Give the number of lines in the material below where the word "JSON" shows up, without anything else.

* DATA IN THIS EXERCISE:
*** Begin section ***
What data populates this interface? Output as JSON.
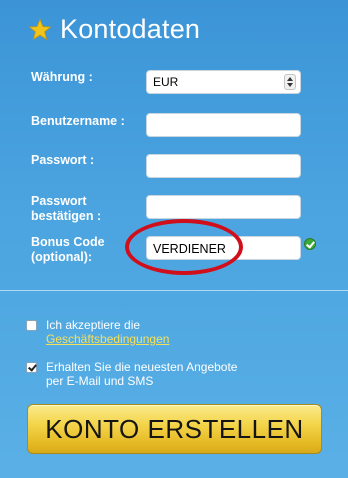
{
  "header": {
    "title": "Kontodaten",
    "icon": "star-icon",
    "icon_color": "#f0c419"
  },
  "form": {
    "currency_label": "Währung :",
    "currency_value": "EUR",
    "username_label": "Benutzername :",
    "username_value": "",
    "password_label": "Passwort :",
    "password_value": "",
    "confirm_label_line1": "Passwort",
    "confirm_label_line2": "bestätigen :",
    "confirm_value": "",
    "bonus_label_line1": "Bonus Code",
    "bonus_label_line2": "(optional):",
    "bonus_value": "VERDIENER",
    "bonus_valid_icon": "check-circle-icon"
  },
  "checkboxes": {
    "terms_text": "Ich akzeptiere die",
    "terms_link": "Geschäftsbedingungen",
    "terms_checked": false,
    "offers_line1": "Erhalten Sie die neuesten Angebote",
    "offers_line2": "per E-Mail und SMS",
    "offers_checked": true
  },
  "cta": {
    "label": "KONTO ERSTELLEN"
  },
  "colors": {
    "background": "#4aa3df",
    "highlight_circle": "#d10f1a",
    "link": "#f5e05a",
    "button_gold": "#f3d54a"
  }
}
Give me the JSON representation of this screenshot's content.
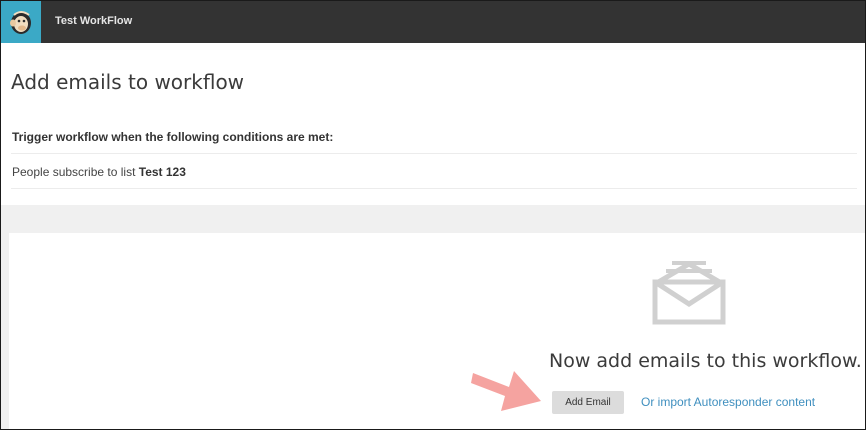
{
  "app": {
    "workflow_name": "Test WorkFlow"
  },
  "header": {
    "title": "Add emails to workflow",
    "trigger_label": "Trigger workflow when the following conditions are met:",
    "condition_prefix": "People subscribe to list",
    "condition_list": "Test 123"
  },
  "empty_state": {
    "heading": "Now add emails to this workflow.",
    "add_email_label": "Add Email",
    "import_link_label": "Or import Autoresponder content"
  },
  "icons": {
    "logo": "mailchimp-logo-icon",
    "empty": "envelope-icon",
    "annotation": "arrow-icon"
  },
  "colors": {
    "topbar": "#333333",
    "logo_bg": "#3ba9c6",
    "link": "#3f8fbf",
    "button_bg": "#dcdcdc",
    "arrow": "#f5a3a0"
  }
}
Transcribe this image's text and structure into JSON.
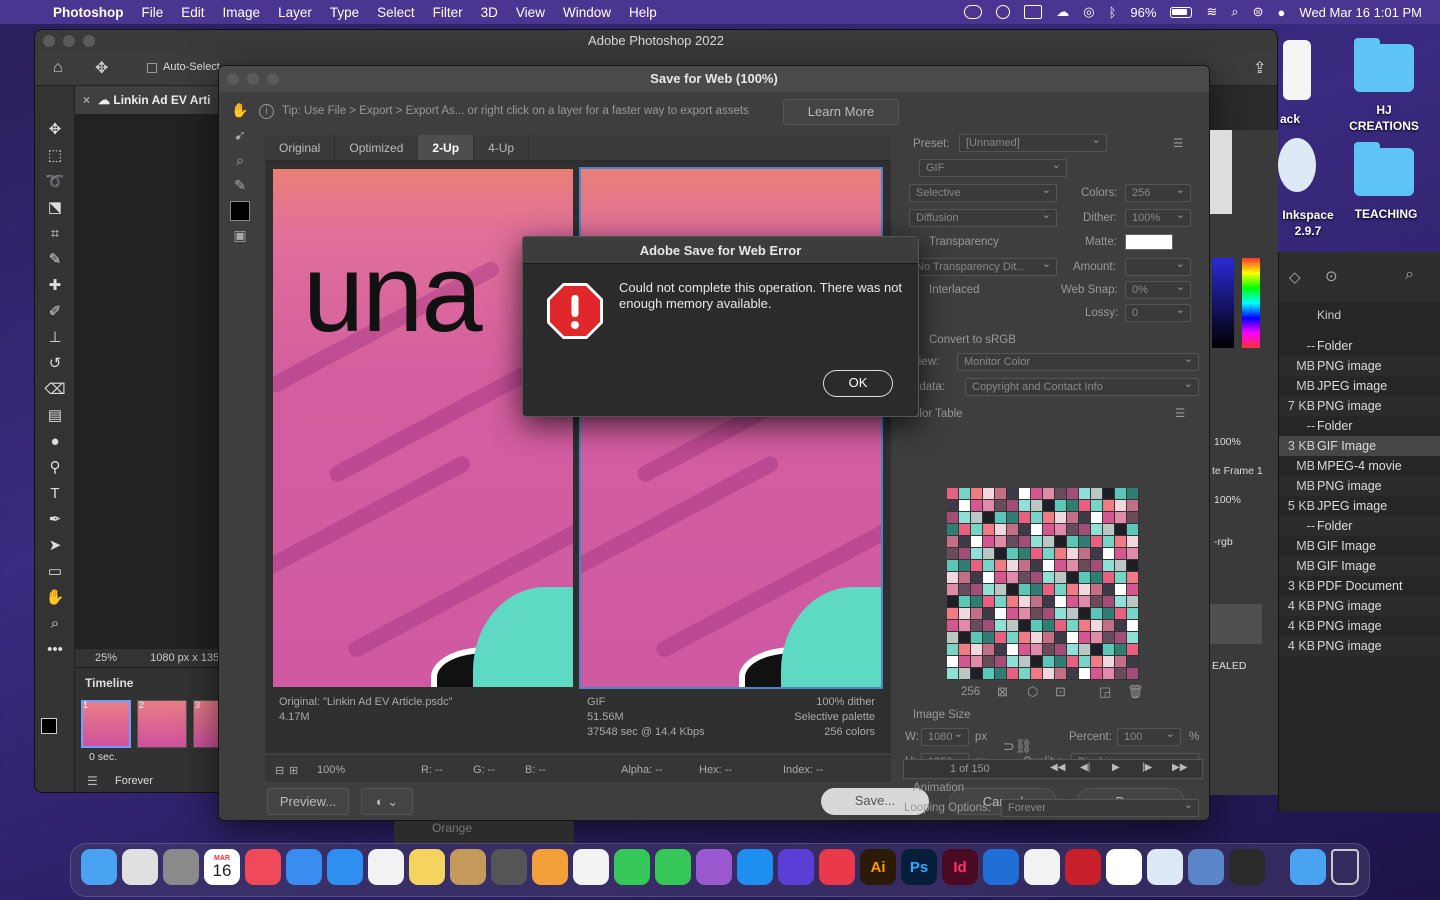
{
  "menubar": {
    "app": "Photoshop",
    "items": [
      "File",
      "Edit",
      "Image",
      "Layer",
      "Type",
      "Select",
      "Filter",
      "3D",
      "View",
      "Window",
      "Help"
    ],
    "battery": "96%",
    "datetime": "Wed Mar 16  1:01 PM"
  },
  "desktop": {
    "hj_creations": "HJ\nCREATIONS",
    "teaching": "TEACHING",
    "inkspace": "Inkspace\n2.9.7",
    "back_label": "ack"
  },
  "photoshop": {
    "window_title": "Adobe Photoshop 2022",
    "auto_select": "Auto-Select",
    "doc_tab": "Linkin Ad EV Arti",
    "zoom": "25%",
    "doc_size": "1080 px x 135",
    "timeline_label": "Timeline",
    "frame_delay": "0 sec.",
    "loop": "Forever",
    "frames": [
      "1",
      "2",
      "3"
    ]
  },
  "sfw": {
    "title": "Save for Web (100%)",
    "tip": "Tip: Use File > Export > Export As...  or right click on a layer for a faster way to export assets",
    "learn_more": "Learn More",
    "tabs": [
      "Original",
      "Optimized",
      "2-Up",
      "4-Up"
    ],
    "active_tab": "2-Up",
    "preview_text": "una",
    "original_info": {
      "line1": "Original: \"Linkin Ad EV Article.psdc\"",
      "line2": "4.17M"
    },
    "optimized_info": {
      "format": "GIF",
      "size": "51.56M",
      "time": "37548 sec @ 14.4 Kbps",
      "dither": "100% dither",
      "palette": "Selective palette",
      "colors": "256 colors"
    },
    "status": {
      "zoom": "100%",
      "r": "R: --",
      "g": "G: --",
      "b": "B: --",
      "alpha": "Alpha: --",
      "hex": "Hex: --",
      "index": "Index: --"
    },
    "preview_btn": "Preview...",
    "save_btn": "Save...",
    "cancel_btn": "Cancel",
    "done_btn": "Done",
    "settings": {
      "preset_label": "Preset:",
      "preset": "[Unnamed]",
      "format": "GIF",
      "reduction": "Selective",
      "colors_label": "Colors:",
      "colors": "256",
      "dither_algo": "Diffusion",
      "dither_label": "Dither:",
      "dither": "100%",
      "transparency": "Transparency",
      "matte_label": "Matte:",
      "trans_dither": "No Transparency Dit...",
      "amount_label": "Amount:",
      "interlaced": "Interlaced",
      "websnap_label": "Web Snap:",
      "websnap": "0%",
      "lossy_label": "Lossy:",
      "lossy": "0",
      "convert_srgb": "Convert to sRGB",
      "preview_label": "view:",
      "preview": "Monitor Color",
      "metadata_label": "adata:",
      "metadata": "Copyright and Contact Info",
      "color_table": "olor Table",
      "table_count": "256",
      "image_size": "Image Size",
      "w_label": "W:",
      "w": "1080",
      "h_label": "H:",
      "h": "1350",
      "px": "px",
      "percent_label": "Percent:",
      "percent": "100",
      "pct": "%",
      "quality_label": "Quality:",
      "quality": "Bicubic",
      "animation": "Animation",
      "looping_label": "Looping Options:",
      "looping": "Forever",
      "frame_counter": "1 of 150"
    }
  },
  "alert": {
    "title": "Adobe Save for Web Error",
    "message": "Could not complete this operation. There was not enough memory available.",
    "ok": "OK"
  },
  "side_panel": {
    "zoom1": "100%",
    "frame": "te Frame 1",
    "zoom2": "100%",
    "rgb": "-rgb",
    "sealed": "EALED"
  },
  "finder": {
    "kind_header": "Kind",
    "rows": [
      {
        "size": "--",
        "kind": "Folder"
      },
      {
        "size": "MB",
        "kind": "PNG image"
      },
      {
        "size": "MB",
        "kind": "JPEG image"
      },
      {
        "size": "7 KB",
        "kind": "PNG image"
      },
      {
        "size": "--",
        "kind": "Folder"
      },
      {
        "size": "3 KB",
        "kind": "GIF Image"
      },
      {
        "size": "MB",
        "kind": "MPEG-4 movie"
      },
      {
        "size": "MB",
        "kind": "PNG image"
      },
      {
        "size": "5 KB",
        "kind": "JPEG image"
      },
      {
        "size": "--",
        "kind": "Folder"
      },
      {
        "size": "MB",
        "kind": "GIF Image"
      },
      {
        "size": "MB",
        "kind": "GIF Image"
      },
      {
        "size": "3 KB",
        "kind": "PDF Document"
      },
      {
        "size": "4 KB",
        "kind": "PNG image"
      },
      {
        "size": "4 KB",
        "kind": "PNG image"
      },
      {
        "size": "4 KB",
        "kind": "PNG image"
      }
    ],
    "bottom_text": "Orange"
  },
  "dock": {
    "calendar_month": "MAR",
    "calendar_day": "16",
    "apps": [
      "finder-icon",
      "launchpad-icon",
      "system-preferences-icon",
      "calendar-icon",
      "music-icon",
      "mail-icon",
      "safari-icon",
      "chrome-icon",
      "notes-icon",
      "contacts-icon",
      "calculator-icon",
      "pages-icon",
      "photos-icon",
      "messages-icon",
      "facetime-icon",
      "podcasts-icon",
      "app-store-icon",
      "siri-icon",
      "creative-cloud-icon",
      "illustrator-icon",
      "photoshop-icon",
      "indesign-icon",
      "vscode-icon",
      "slack-icon",
      "acrobat-icon",
      "word-icon",
      "inkscape-icon",
      "preview-icon",
      "quicktime-icon",
      "downloads-folder-icon",
      "trash-icon"
    ],
    "ai": "Ai",
    "ps": "Ps",
    "id": "Id"
  }
}
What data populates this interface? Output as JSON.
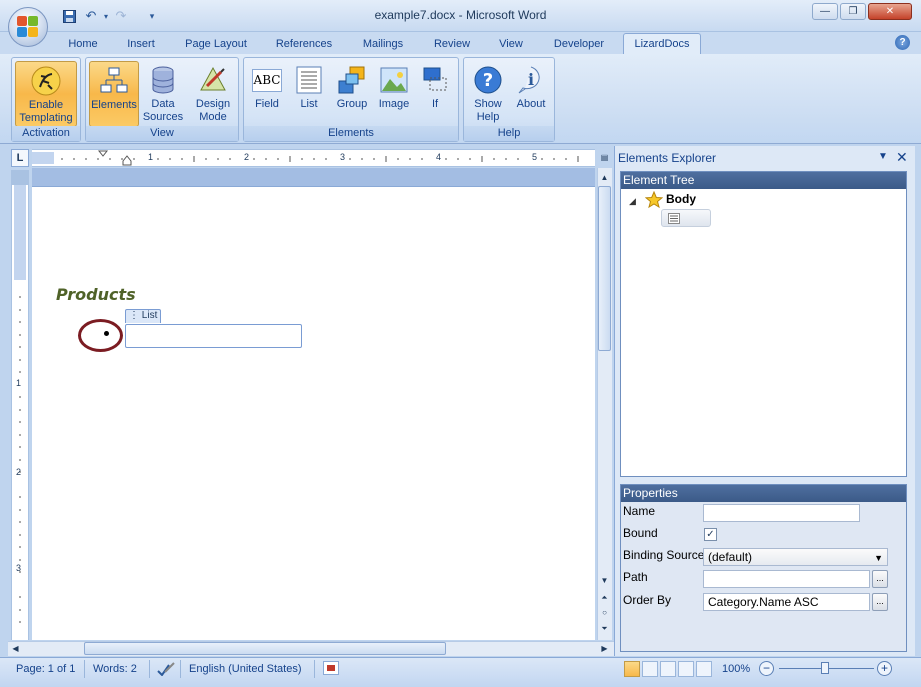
{
  "window": {
    "title": "example7.docx - Microsoft Word",
    "minimize": "—",
    "restore": "❐",
    "close": "✕"
  },
  "qat": {
    "save_icon": "save-icon",
    "undo_icon": "undo-icon",
    "redo_icon": "redo-icon",
    "customize_icon": "dropdown-icon"
  },
  "tabs": [
    {
      "label": "Home"
    },
    {
      "label": "Insert"
    },
    {
      "label": "Page Layout"
    },
    {
      "label": "References"
    },
    {
      "label": "Mailings"
    },
    {
      "label": "Review"
    },
    {
      "label": "View"
    },
    {
      "label": "Developer"
    },
    {
      "label": "LizardDocs"
    }
  ],
  "ribbon": {
    "groups": [
      {
        "label": "Activation",
        "buttons": [
          {
            "line1": "Enable",
            "line2": "Templating"
          }
        ]
      },
      {
        "label": "View",
        "buttons": [
          {
            "line1": "Elements",
            "line2": ""
          },
          {
            "line1": "Data",
            "line2": "Sources"
          },
          {
            "line1": "Design",
            "line2": "Mode"
          }
        ]
      },
      {
        "label": "Elements",
        "buttons": [
          {
            "line1": "Field",
            "line2": ""
          },
          {
            "line1": "List",
            "line2": ""
          },
          {
            "line1": "Group",
            "line2": ""
          },
          {
            "line1": "Image",
            "line2": ""
          },
          {
            "line1": "If",
            "line2": ""
          }
        ]
      },
      {
        "label": "Help",
        "buttons": [
          {
            "line1": "Show",
            "line2": "Help"
          },
          {
            "line1": "About",
            "line2": ""
          }
        ]
      }
    ],
    "field_icon_text": "ABC"
  },
  "ruler": {
    "numbers": [
      "1",
      "2",
      "3",
      "4",
      "5"
    ],
    "vnumbers": [
      "1",
      "2",
      "3"
    ]
  },
  "document": {
    "heading": "Products",
    "list_tag": "List"
  },
  "explorer": {
    "title": "Elements Explorer",
    "tree_header": "Element Tree",
    "root_node": "Body",
    "properties_header": "Properties",
    "properties": {
      "name_label": "Name",
      "name_value": "",
      "bound_label": "Bound",
      "bound_checked": true,
      "binding_source_label": "Binding Source",
      "binding_source_value": "(default)",
      "path_label": "Path",
      "path_value": "",
      "order_by_label": "Order By",
      "order_by_value": "Category.Name ASC",
      "ellipsis": "..."
    }
  },
  "status": {
    "page": "Page: 1 of 1",
    "words": "Words: 2",
    "language": "English (United States)",
    "zoom": "100%",
    "zoom_out": "−",
    "zoom_in": "+"
  },
  "colors": {
    "accent": "#15428b",
    "heading": "#4f6228",
    "highlight_circle": "#7b1c22"
  }
}
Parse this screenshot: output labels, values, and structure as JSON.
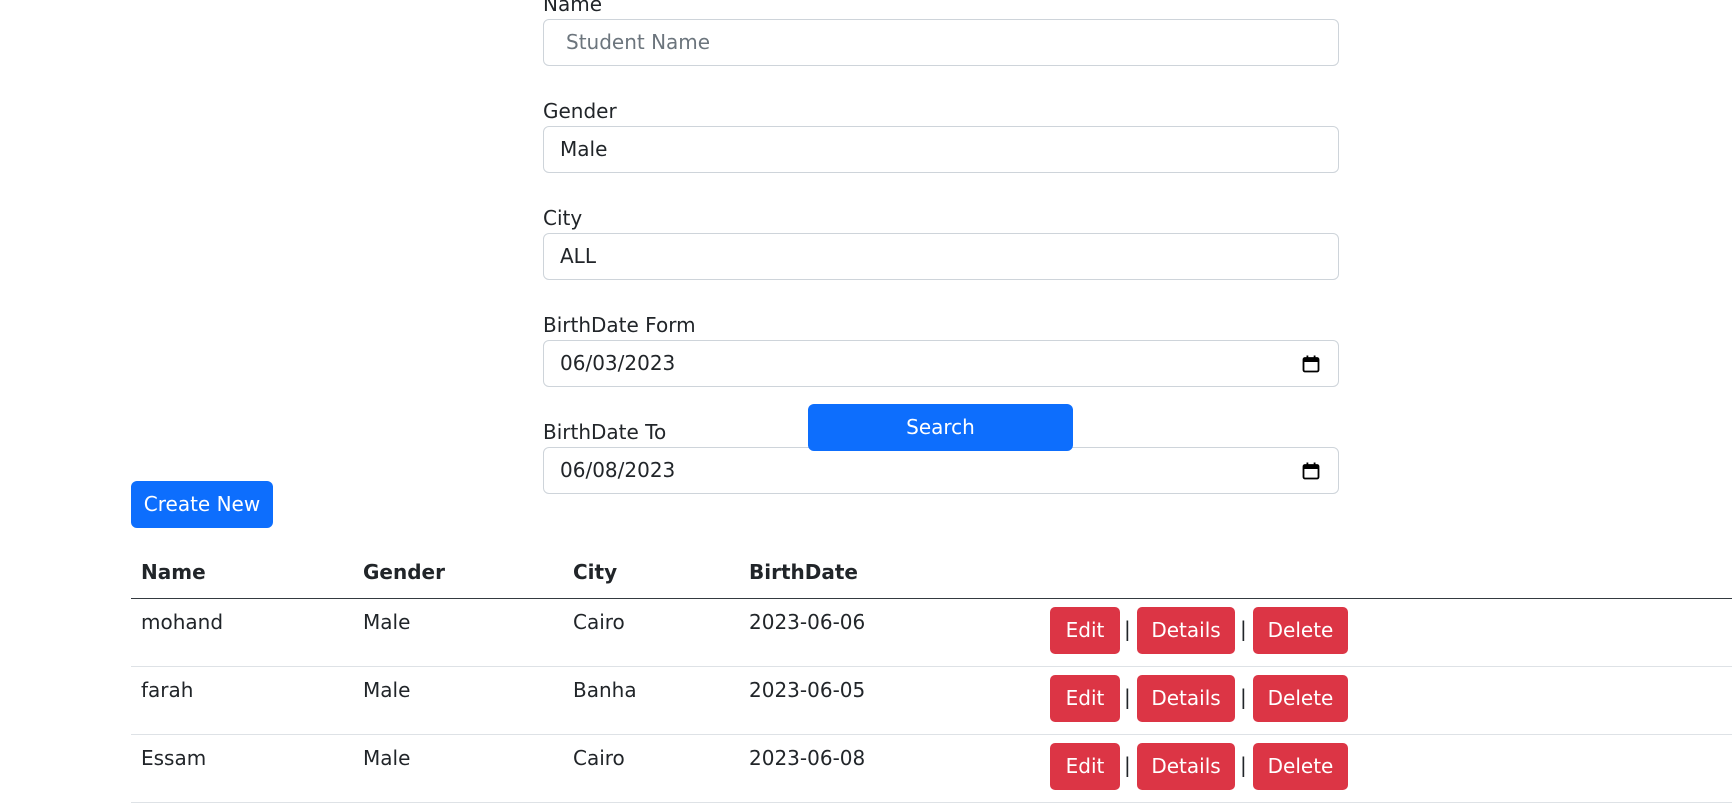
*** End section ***
* SOLUTION FOR THIS PROBLEM: 5